Symbolism of Easter Foods

Misty Brown | 4/1/2009, 4:55 p.m.

Have you ever wondered about the symbolism of Easter foods? Originally, Easter was a Northern hemisphere pagan observance of spring and fertility. Today, Easter is the celebration of the resurrection of Jesus Christ. On April 12, you can acknowledge your favorite foods origins.

Historians have identified that serving specific foods foster community building and establishing family rituals. €Easter foods are primarily those of Easter Sunday, the day on which Jesus rose from the dead, a day of special rejoicing for Christians, who rejoice too at reaching the end of the long Lenten fast. The concept of renewal/rebirth is responsible for the important role played by the €egg€ in Easter celebrations. There are also special foods associated with the other days in the Easter calendar

In Europe, there is a general tradition, not confined to Christians, that €Easter is the time to start eating the season€s new lambs, which is just coming onto the market then,€ wrote Alan Davidson in €Oxford Companion to Food€, published by Oxford University Press.

EASTER EGGS: In early Christian eras, eggs were forbidden by the church, during Lent. Thus, it became a desirable delicacy. Historically, the eggshell embodies the tomb from the risen Christ and the inner contents personify the resurrection. Greeks colored their eggs as representation of the blood of Christ.

Traditionally, Easter eggs were painted in dazzling colors or etched with intricate designs to represent spring and used in Easter-egg rolling contests. However, they were given as gifts to romantic admirers or exchanged by lovers or as an emblem of friendship, much the same as valentines during the festivals of spring equinox. In Eastern European cultures, every pencil marking in the pattern has a symbolic meaning and some brought the baskets to the church to be blessed on Holy Saturday.

EASTER BUNNY: The rabbit or hare is a representation of fertility and new life. During the early 1800s in Germany, the first edible bunny was made of pastry and sugar. The German immigrants introduced this custom to America. The Pennsylvania Dutch imported the €Oschter Haws€ or €Easter Hare,€ who delivered colored eggs to good children. The villagers had egg-eating contests and played different games.

FISH: For centuries, it is customary to eat fish on Good Friday to give homage to Christ sacrifice on the cross.

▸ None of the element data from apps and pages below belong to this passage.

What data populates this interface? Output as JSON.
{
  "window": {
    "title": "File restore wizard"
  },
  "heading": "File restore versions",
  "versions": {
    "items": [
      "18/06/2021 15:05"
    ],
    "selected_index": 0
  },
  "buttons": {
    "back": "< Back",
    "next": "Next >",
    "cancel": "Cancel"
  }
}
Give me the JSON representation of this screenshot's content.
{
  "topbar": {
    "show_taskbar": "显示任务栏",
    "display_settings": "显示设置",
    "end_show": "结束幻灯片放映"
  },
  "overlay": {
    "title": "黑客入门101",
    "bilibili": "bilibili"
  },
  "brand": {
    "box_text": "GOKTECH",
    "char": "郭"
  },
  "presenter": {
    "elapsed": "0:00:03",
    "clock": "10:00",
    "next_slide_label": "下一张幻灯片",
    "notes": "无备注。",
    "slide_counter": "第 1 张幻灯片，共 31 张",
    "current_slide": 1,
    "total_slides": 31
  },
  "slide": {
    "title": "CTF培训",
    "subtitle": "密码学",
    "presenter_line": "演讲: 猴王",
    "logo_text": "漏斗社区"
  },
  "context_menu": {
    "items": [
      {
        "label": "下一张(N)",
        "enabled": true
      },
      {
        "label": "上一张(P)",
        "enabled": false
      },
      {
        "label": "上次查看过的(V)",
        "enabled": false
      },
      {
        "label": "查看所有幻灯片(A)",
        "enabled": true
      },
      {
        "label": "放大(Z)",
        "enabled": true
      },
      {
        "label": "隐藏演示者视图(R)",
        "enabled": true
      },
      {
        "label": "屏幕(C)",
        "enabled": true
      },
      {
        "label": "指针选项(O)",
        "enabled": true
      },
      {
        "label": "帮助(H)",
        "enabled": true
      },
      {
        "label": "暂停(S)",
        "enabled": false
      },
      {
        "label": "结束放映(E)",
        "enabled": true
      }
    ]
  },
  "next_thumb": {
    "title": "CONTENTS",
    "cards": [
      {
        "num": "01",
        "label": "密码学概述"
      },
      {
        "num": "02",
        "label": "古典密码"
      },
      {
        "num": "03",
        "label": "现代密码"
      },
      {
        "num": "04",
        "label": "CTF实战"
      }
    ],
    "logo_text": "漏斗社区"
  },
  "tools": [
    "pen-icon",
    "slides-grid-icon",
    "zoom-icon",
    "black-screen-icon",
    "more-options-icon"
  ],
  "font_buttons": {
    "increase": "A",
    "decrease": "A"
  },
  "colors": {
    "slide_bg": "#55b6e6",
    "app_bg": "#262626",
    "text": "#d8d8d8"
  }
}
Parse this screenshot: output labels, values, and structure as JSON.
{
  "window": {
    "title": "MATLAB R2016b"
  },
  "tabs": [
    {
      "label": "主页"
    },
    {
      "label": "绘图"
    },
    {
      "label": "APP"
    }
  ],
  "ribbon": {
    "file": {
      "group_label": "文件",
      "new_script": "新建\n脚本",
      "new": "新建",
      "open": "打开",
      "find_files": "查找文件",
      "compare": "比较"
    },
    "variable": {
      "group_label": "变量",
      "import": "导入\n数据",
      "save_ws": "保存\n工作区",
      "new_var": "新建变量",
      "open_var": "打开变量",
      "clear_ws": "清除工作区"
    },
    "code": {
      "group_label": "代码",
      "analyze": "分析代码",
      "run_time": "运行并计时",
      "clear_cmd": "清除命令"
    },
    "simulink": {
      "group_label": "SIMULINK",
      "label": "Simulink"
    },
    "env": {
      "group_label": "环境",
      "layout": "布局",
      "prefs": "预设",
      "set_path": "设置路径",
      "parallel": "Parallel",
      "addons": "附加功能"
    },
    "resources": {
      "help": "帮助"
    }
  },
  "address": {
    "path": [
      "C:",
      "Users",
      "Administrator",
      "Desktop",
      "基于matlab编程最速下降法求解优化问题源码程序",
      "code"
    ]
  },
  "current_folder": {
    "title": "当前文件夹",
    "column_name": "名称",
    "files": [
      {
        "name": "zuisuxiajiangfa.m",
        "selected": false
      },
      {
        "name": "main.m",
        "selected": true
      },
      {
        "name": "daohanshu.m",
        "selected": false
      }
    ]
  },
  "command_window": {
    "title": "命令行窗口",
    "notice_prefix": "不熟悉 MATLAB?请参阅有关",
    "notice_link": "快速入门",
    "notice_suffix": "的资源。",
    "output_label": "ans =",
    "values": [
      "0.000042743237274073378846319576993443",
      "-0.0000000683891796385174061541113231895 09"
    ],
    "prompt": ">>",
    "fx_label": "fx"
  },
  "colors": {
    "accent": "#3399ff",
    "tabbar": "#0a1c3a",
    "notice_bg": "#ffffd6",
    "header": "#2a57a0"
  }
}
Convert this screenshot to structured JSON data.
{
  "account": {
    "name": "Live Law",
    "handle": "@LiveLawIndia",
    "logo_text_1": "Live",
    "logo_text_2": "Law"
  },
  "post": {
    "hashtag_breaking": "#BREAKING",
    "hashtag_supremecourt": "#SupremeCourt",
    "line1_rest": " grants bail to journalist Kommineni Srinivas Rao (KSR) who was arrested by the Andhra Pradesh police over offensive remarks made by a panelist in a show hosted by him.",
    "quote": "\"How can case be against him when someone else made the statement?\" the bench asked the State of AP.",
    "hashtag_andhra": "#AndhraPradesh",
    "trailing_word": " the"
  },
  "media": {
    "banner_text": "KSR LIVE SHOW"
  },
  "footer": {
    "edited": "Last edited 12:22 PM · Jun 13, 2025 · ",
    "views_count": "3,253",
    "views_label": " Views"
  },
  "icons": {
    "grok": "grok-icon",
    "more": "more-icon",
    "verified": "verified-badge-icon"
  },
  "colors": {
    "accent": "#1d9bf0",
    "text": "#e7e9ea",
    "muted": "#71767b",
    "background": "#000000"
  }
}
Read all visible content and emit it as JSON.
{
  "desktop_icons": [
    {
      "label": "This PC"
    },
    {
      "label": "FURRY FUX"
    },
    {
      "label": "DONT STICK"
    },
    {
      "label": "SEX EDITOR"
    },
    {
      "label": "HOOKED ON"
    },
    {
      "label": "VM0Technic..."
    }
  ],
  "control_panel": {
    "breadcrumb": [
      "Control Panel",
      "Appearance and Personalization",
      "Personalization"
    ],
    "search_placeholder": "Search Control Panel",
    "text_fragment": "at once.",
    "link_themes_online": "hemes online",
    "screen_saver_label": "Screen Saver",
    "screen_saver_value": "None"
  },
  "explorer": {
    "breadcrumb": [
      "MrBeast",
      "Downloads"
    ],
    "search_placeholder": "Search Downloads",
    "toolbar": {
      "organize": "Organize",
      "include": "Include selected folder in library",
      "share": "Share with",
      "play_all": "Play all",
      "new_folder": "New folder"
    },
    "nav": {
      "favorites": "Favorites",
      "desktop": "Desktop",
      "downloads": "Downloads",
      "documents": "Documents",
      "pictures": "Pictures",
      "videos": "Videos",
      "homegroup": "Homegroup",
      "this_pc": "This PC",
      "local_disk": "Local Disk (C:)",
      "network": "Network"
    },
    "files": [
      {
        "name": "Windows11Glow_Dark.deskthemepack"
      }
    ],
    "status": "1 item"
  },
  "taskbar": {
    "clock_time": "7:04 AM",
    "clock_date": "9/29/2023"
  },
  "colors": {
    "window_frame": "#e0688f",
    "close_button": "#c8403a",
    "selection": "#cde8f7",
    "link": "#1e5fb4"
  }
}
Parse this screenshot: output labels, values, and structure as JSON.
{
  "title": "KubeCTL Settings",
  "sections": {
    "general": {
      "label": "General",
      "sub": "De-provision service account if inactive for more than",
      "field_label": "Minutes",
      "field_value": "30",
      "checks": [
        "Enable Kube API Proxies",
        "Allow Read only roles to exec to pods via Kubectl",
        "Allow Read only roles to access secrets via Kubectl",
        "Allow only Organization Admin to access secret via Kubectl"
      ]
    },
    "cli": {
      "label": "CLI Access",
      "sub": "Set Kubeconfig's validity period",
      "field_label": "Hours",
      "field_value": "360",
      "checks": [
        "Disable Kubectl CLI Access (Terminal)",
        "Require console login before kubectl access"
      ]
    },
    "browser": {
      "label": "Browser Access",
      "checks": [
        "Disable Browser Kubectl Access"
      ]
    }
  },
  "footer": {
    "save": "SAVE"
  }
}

LAMB: Jesus Christ is rejoiced as the €Lamb of God€ and serving lamb is extremely symbolic of our Lord and Savior. Matthews 25:31-33€"€When the Son of Man comes in his glory, and all the angels with him, he will sit on his throne in heavenly glory. All the nations will be gathered before him, and he will separate the people one from another as shepherd separates the sheep from the goats. He will put the sheep on his right and the goats on his left.€

(Bibliography: The First Coming: How the Kingdom of God Became Christianity; American Egg Board; The Chicken Book and The Encyclopedia of Religion.)